For the majority of participants ketamine infusion causes a reported initial ‘high’, enhanced perception, and dissociative experience; followed by a lifting of mood and a reduction in or removal of suicidal ideation and depression symptoms lasting around 3–6 days. This leads to a reported increase in motivation, socialisation, and activity. All participants valued the therapeutic alliance with clinicians which enhanced the treatment experience and all advocated treatment access for those with depression who have not responded to other treatments.
Ketamine for depression can have many beneficial effects, and it is potentially life-transforming for some. Ketamine may be a source of hope for patients for whom other treatments have not been effective. For some, ketamine is not tolerated or does not have anti-depressive effects.
Dr Chris Griffiths
Dr Kate Walker
Dr Ksenija Maravic da Silva
Professor Alex O'Neill-Kerr
Acknowledgements: Neuromodulation centre staff and patients
Insomnia is very common in residents in secured services. This project reviewed research evidence on interventions with sleep as an outcome (2000 to 2020) and rates of insomnia prevalence and associated factors in prisons (2015 to 2020).
Seven intervention and eight sleep prevalence or sleep associated factor papers were identified. Intervention research was very limited and the quality of the research design was overall very poor.

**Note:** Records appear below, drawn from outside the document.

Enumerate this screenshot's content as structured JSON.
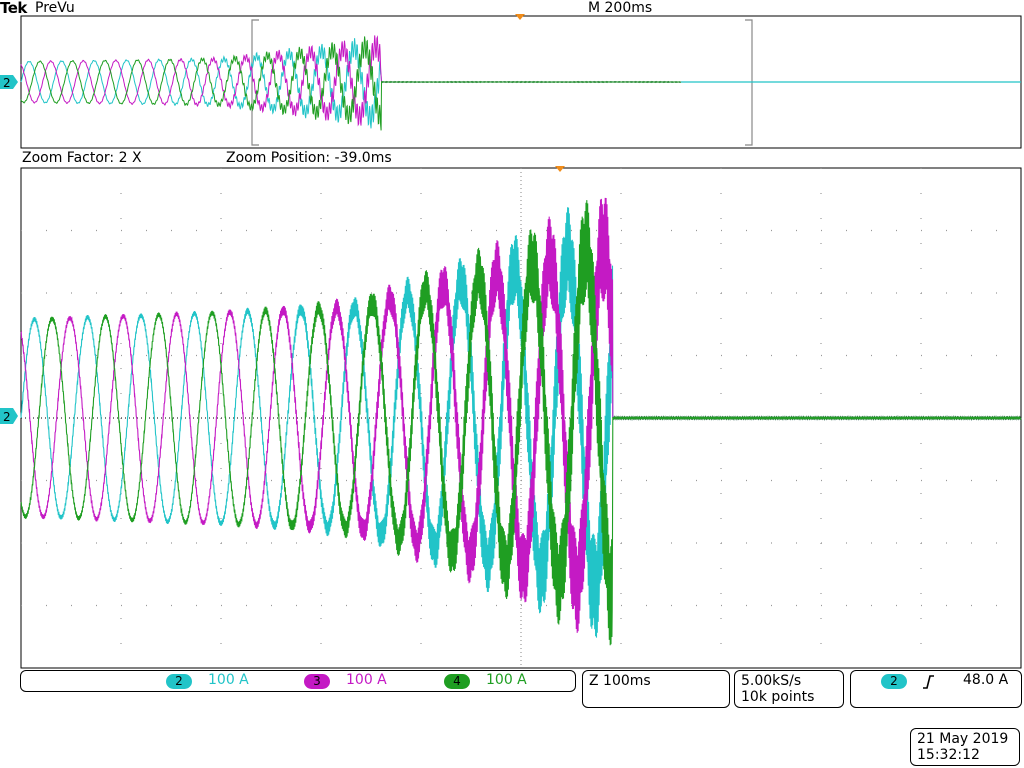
{
  "header": {
    "brand": "Tek",
    "mode": "PreVu",
    "timebase": "M 200ms",
    "zoom_factor": "Zoom Factor: 2 X",
    "zoom_position": "Zoom Position: -39.0ms"
  },
  "channels": [
    {
      "number": "2",
      "scale": "100 A",
      "color": "#22c4c8"
    },
    {
      "number": "3",
      "scale": "100 A",
      "color": "#c41ac4"
    },
    {
      "number": "4",
      "scale": "100 A",
      "color": "#1f9e22"
    }
  ],
  "zoom_timebase": "Z 100ms",
  "acquisition": {
    "sample_rate": "5.00kS/s",
    "record_length": "10k points"
  },
  "trigger": {
    "source": "2",
    "slope_icon": "rising-edge-icon",
    "level": "48.0 A"
  },
  "datetime": {
    "date": "21 May 2019",
    "time": "15:32:12"
  },
  "ground_marker": "2",
  "chart_data": {
    "type": "line",
    "title": "",
    "xlabel": "",
    "ylabel": "",
    "grid": true,
    "divisions": {
      "x": 10,
      "y": 8
    },
    "units": {
      "time_per_div_ms": 100,
      "amps_per_div": 100
    },
    "waveform_model": {
      "description": "three-phase sinusoidal currents, 120 degrees apart, growing ripple toward the end then collapsing to zero",
      "period_ms": 64,
      "amplitude_A_start": 157,
      "amplitude_A_peak": 280,
      "ripple_onset_ms": 400,
      "cutoff_ms": 710,
      "record_end_ms": 1000
    },
    "series": [
      {
        "name": "2",
        "color": "#22c4c8",
        "phase_deg": 0
      },
      {
        "name": "3",
        "color": "#c41ac4",
        "phase_deg": 120
      },
      {
        "name": "4",
        "color": "#1f9e22",
        "phase_deg": 240
      }
    ]
  }
}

Interventions such as cognitive behavioural therapy for insomnia (CBT-I), yoga and mindfulness can be a benefit in a prison setting. This review found high prevalence of insomnia in prisons.
Factors linked with insomnia include anxiety, depression, post-traumatic stress disorder (PTSD), personality disorder, and pain.
The mental health of prisoners is often linked to insomnia; this is why it needs to be improved through more effective screening, assessment, treatment and management of sleep problems.
There is a need for randomised control trials (RCTs) of cognitive behavioural therapy for insomnia (CBT-I) in prisons and a need to introduce objective measures of sleep quality.
Once relaxation in COVID-19 restrictions allow, NHFT plan to engage in innovation to seek to address prisoner sleep problems in a prison it provides mental health care to.
Dr Chris Griffiths, NHFT
Farah Hina, NHFT
Financial support was received from National Institute for Health Research’s (NIHR) Clinical Research Network (CRN) East Midlands